Task brief
Could you return the data that follows exactly, minus the images?

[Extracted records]
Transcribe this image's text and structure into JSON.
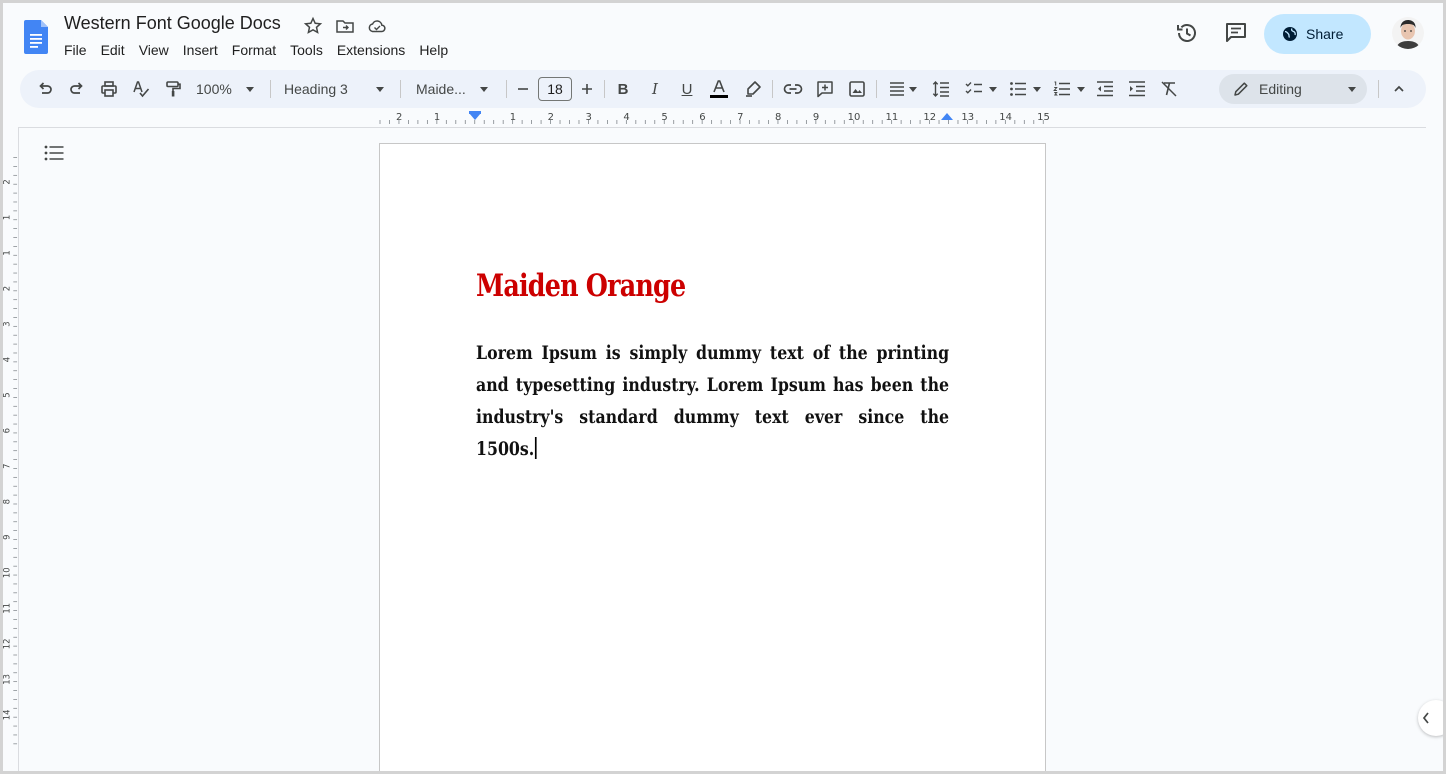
{
  "document": {
    "title": "Western Font Google Docs",
    "heading": "Maiden Orange",
    "body": "Lorem Ipsum is simply dummy text of the printing and typesetting industry. Lorem Ipsum has been the industry's standard dummy text ever since the 1500s.",
    "heading_color": "#cc0000"
  },
  "menu": [
    "File",
    "Edit",
    "View",
    "Insert",
    "Format",
    "Tools",
    "Extensions",
    "Help"
  ],
  "header": {
    "share_label": "Share",
    "share_color": "#c2e7ff"
  },
  "toolbar": {
    "zoom": "100%",
    "style": "Heading 3",
    "font": "Maide...",
    "font_size": "18",
    "mode": "Editing"
  },
  "ruler": {
    "h_labels": [
      "2",
      "1",
      "1",
      "2",
      "3",
      "4",
      "5",
      "6",
      "7",
      "8",
      "9",
      "10",
      "11",
      "12",
      "13",
      "14",
      "15"
    ],
    "v_labels": [
      "2",
      "1",
      "1",
      "2",
      "3",
      "4",
      "5",
      "6",
      "7",
      "8",
      "9",
      "10",
      "11",
      "12",
      "13",
      "14"
    ]
  },
  "icons": {
    "logo": "docs-logo-icon",
    "history": "history-icon",
    "comments": "comment-icon",
    "share": "globe-icon"
  }
}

Finished exercise
Transcribe this image's text and structure into JSON.
{
  "document": {
    "title": "Western Font Google Docs",
    "heading": "Maiden Orange",
    "body": "Lorem Ipsum is simply dummy text of the printing and typesetting industry. Lorem Ipsum has been the industry's standard dummy text ever since the 1500s.",
    "heading_color": "#cc0000"
  },
  "menu": [
    "File",
    "Edit",
    "View",
    "Insert",
    "Format",
    "Tools",
    "Extensions",
    "Help"
  ],
  "header": {
    "share_label": "Share",
    "share_color": "#c2e7ff"
  },
  "toolbar": {
    "zoom": "100%",
    "style": "Heading 3",
    "font": "Maide...",
    "font_size": "18",
    "mode": "Editing"
  },
  "ruler": {
    "h_labels": [
      "2",
      "1",
      "1",
      "2",
      "3",
      "4",
      "5",
      "6",
      "7",
      "8",
      "9",
      "10",
      "11",
      "12",
      "13",
      "14",
      "15"
    ],
    "v_labels": [
      "2",
      "1",
      "1",
      "2",
      "3",
      "4",
      "5",
      "6",
      "7",
      "8",
      "9",
      "10",
      "11",
      "12",
      "13",
      "14"
    ]
  },
  "icons": {
    "logo": "docs-logo-icon",
    "history": "history-icon",
    "comments": "comment-icon",
    "share": "globe-icon"
  }
}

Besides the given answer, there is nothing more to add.